Time recently posted a good piece on the new focus on hyperlocal sites under the headline “Are Hyperlocals Replacing Traditional Newspapers?”
As I noted in previous posts, a second wave of hyperlocal sites is sprouting up across the country. The first wave began before the economic collapse of news industry, most dying off due to financial concerns. But this year has seen a new commitment in hyperlocals and the revenue potential they hold.
Interesting to note that the hyperlocal sites the Time article highlighted are either independent ventures or are being bankrolled by major companies such as AOL and MSNBC. Who seems to be missing in the new push? Beyond the Tribune Company’s Triblocal, I’m hard pressed to find a mid-to-major newspaper heavily involved in hyperlocal.
Sad but true. It would seem to be a natural for local newspapers to either create a hyperlocal product or reinvent themselves into a hyperlocal. Instead, we’re seeing outside companies recognize the potential in readership and revenues and are moving in to an area that newspapers need to hold firm, lest they lose their very core of survival.
My gut feeling as to why newspapers are again late to the party is that publishers still believe good local journalism means having total control over its content. They are still wary about allowing readers to post their own stories and information. However, as Everyblock founder Adrian Holovaty notes in the Time article:. “I think good journalism can also be about organizing information in intelligent ways and giving people tools that let them help each other.”
You can still have good journalism and community involvement in a hyperlocal product. In fact, it is probably the most efficient allocation of your resources and those of the community in providing a solid site for local news and information. But as outside interest make their way into your territory and gain credibility, it’ll be tougher to sell a local site just on your good name.

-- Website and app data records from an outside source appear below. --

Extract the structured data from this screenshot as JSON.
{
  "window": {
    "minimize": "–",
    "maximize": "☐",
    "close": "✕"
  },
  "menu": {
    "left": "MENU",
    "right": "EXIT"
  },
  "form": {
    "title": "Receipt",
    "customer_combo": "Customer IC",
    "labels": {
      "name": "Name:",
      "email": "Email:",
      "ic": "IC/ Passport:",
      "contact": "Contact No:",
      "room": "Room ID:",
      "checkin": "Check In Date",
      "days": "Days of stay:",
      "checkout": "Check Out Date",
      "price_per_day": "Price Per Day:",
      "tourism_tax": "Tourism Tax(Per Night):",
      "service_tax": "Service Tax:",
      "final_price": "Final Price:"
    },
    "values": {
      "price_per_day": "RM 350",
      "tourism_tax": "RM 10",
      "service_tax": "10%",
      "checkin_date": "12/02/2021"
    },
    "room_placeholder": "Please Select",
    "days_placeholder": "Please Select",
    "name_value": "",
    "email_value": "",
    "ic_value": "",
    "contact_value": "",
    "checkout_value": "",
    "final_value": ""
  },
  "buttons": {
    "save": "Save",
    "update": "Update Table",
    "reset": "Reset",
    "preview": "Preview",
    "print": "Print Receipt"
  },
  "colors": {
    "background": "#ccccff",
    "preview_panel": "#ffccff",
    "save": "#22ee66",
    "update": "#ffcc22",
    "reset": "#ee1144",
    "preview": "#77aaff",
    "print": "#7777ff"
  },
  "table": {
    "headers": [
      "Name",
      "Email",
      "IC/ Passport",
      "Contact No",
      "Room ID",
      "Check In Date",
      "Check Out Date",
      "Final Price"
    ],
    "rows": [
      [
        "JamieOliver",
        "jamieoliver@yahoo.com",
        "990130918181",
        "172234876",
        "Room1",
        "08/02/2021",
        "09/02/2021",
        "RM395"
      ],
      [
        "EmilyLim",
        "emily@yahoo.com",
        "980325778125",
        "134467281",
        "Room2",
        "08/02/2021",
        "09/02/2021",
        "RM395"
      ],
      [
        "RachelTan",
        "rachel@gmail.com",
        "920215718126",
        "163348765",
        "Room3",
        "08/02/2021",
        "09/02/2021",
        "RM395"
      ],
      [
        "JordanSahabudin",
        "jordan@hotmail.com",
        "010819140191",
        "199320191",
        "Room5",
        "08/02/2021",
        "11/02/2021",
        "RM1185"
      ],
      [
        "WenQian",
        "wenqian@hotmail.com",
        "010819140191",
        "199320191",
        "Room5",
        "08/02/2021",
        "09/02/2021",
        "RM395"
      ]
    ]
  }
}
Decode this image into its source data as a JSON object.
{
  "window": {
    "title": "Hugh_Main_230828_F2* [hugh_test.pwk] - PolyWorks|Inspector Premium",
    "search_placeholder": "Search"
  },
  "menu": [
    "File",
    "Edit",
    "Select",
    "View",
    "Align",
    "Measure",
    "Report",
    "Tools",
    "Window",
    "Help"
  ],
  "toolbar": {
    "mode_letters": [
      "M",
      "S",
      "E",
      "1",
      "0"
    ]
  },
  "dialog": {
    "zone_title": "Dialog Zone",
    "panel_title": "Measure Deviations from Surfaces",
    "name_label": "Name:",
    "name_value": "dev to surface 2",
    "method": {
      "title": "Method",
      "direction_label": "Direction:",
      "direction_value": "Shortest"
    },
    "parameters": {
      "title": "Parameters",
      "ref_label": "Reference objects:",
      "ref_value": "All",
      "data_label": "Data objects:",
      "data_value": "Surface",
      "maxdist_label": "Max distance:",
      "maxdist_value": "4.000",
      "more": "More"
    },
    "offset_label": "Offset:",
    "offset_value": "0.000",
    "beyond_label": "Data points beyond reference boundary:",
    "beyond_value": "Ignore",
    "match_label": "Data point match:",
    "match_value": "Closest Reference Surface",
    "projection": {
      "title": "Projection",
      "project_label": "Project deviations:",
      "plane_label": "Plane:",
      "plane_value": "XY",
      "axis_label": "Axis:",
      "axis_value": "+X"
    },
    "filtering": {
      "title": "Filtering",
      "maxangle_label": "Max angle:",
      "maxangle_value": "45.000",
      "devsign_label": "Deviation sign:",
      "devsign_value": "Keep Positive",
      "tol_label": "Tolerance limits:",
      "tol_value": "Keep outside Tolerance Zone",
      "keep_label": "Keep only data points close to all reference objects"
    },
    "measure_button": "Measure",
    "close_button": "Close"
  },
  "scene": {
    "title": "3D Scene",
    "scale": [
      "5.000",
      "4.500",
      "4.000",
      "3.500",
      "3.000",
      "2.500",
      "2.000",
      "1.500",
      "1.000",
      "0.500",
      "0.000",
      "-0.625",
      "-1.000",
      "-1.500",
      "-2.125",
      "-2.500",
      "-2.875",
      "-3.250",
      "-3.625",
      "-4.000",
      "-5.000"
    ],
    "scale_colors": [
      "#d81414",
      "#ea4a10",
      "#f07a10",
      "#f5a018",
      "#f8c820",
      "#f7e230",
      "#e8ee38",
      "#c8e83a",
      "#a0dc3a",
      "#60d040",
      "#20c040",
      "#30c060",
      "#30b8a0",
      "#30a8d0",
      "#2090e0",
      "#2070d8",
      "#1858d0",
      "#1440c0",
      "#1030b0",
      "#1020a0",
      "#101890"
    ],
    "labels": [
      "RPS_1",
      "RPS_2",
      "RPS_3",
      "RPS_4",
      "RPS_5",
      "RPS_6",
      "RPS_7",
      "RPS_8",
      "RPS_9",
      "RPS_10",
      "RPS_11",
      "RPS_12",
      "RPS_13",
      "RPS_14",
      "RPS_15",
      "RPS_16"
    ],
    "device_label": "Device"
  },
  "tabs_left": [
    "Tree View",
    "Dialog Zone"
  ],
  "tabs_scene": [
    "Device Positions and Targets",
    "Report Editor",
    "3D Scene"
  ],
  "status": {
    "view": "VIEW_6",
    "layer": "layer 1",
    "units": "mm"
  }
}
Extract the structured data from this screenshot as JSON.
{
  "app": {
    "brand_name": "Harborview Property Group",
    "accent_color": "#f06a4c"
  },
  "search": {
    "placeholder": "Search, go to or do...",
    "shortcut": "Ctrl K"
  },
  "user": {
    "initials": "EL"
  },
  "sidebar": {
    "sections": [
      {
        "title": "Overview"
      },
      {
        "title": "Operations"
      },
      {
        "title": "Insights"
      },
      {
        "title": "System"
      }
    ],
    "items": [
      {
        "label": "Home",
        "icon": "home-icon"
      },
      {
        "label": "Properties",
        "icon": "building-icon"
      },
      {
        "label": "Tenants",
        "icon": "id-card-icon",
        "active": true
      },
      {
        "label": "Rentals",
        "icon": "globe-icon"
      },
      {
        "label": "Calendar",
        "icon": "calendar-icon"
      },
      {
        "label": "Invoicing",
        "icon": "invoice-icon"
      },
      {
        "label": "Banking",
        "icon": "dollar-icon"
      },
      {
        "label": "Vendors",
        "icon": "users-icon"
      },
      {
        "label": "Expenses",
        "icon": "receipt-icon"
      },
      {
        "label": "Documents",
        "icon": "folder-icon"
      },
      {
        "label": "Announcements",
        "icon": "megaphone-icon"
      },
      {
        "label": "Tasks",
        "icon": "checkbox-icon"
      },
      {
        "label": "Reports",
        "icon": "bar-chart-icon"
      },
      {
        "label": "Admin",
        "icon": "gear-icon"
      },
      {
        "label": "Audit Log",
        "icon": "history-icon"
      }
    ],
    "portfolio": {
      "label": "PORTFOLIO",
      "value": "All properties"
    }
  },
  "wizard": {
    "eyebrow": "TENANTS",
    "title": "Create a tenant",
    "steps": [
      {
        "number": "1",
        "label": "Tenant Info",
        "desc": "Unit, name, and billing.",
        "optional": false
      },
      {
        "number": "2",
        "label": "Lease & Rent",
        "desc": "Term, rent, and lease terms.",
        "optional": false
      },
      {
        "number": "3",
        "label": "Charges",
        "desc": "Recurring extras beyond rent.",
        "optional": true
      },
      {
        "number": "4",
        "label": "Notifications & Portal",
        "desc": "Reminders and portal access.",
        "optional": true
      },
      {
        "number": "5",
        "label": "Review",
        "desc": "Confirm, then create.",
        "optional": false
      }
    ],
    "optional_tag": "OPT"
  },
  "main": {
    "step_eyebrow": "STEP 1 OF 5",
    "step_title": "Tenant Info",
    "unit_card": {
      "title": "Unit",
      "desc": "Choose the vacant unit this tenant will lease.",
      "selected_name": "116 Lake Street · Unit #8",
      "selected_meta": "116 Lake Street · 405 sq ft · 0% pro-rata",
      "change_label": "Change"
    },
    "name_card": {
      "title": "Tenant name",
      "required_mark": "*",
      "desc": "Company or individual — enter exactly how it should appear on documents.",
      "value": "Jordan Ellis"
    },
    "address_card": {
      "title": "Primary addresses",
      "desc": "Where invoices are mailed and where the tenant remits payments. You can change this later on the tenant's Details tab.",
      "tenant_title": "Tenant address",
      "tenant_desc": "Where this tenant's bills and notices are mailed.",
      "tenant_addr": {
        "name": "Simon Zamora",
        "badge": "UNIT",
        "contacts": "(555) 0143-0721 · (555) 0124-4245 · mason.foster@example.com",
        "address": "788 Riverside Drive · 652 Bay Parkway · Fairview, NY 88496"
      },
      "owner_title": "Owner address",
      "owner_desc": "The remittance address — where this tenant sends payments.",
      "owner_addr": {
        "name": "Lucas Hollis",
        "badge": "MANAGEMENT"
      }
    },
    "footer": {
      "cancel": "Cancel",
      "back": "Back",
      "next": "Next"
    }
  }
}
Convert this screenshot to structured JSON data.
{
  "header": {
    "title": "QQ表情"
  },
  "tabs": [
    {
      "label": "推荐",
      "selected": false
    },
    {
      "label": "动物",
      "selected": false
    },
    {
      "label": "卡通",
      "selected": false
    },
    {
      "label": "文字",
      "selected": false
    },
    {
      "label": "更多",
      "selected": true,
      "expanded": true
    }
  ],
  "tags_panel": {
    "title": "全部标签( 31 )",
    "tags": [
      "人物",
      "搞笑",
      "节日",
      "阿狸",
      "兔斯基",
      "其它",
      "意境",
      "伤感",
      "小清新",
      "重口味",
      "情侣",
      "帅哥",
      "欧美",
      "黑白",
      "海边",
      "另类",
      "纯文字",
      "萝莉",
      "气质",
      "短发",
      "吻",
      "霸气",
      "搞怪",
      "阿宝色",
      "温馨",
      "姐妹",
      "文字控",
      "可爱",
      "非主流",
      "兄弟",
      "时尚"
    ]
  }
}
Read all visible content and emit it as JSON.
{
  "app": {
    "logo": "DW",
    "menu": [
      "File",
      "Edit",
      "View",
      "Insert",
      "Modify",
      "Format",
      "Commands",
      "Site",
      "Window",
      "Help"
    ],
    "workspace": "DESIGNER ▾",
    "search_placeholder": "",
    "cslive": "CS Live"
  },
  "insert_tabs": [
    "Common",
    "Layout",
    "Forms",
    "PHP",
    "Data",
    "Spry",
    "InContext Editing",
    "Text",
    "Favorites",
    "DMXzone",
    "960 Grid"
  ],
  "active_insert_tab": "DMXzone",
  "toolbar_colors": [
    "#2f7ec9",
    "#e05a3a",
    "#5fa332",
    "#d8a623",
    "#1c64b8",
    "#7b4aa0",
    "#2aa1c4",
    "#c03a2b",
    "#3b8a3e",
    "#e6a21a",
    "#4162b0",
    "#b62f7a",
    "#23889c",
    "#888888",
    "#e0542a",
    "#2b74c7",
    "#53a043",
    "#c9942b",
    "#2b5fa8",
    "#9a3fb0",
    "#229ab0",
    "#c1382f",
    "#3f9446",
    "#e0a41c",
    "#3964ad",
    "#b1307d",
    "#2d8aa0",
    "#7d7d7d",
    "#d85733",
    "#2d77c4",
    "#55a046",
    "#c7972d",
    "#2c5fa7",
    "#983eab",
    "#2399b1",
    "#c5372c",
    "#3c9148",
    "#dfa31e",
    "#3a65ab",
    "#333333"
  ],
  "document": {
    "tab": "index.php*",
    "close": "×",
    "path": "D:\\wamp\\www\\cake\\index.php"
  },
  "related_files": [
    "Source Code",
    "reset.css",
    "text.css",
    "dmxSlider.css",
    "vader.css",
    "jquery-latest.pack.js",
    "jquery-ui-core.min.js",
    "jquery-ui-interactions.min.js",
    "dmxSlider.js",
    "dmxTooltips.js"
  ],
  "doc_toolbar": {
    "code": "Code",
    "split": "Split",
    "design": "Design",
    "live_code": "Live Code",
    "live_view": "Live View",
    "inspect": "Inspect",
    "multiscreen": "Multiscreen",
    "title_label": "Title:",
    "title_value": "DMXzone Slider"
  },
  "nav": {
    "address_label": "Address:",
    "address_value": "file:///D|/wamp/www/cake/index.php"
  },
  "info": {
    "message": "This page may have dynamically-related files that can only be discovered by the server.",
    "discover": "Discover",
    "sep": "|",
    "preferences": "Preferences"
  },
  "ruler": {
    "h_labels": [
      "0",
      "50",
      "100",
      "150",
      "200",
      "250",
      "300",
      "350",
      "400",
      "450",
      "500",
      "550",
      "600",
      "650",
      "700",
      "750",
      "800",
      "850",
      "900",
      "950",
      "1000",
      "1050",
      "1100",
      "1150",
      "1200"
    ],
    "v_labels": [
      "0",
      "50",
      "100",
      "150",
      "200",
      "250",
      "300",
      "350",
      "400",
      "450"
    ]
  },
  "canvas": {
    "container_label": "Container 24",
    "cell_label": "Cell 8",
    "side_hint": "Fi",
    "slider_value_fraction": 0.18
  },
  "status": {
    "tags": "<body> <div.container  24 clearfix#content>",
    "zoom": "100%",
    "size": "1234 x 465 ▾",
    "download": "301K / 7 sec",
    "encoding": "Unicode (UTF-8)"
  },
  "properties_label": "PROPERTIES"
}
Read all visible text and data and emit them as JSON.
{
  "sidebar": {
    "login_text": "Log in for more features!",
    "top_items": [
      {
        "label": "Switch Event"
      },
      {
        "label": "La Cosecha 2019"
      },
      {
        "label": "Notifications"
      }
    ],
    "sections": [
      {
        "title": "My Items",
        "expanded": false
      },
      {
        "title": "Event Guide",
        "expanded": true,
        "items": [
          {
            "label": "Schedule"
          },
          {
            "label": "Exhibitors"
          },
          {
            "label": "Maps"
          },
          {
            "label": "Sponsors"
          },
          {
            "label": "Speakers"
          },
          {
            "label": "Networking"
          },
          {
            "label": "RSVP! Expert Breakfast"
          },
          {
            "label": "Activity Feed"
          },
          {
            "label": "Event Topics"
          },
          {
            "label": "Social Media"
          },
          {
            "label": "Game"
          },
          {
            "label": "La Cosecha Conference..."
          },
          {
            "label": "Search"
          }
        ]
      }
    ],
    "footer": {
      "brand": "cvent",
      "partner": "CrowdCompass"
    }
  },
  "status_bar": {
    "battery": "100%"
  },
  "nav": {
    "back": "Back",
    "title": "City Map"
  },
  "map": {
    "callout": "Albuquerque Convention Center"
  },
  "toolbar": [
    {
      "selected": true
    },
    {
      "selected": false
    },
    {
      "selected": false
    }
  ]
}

As time goes on, traditional newspapers may lose the one ground they’ve held during the downtime.
And Time’s headline would then be very prophetic.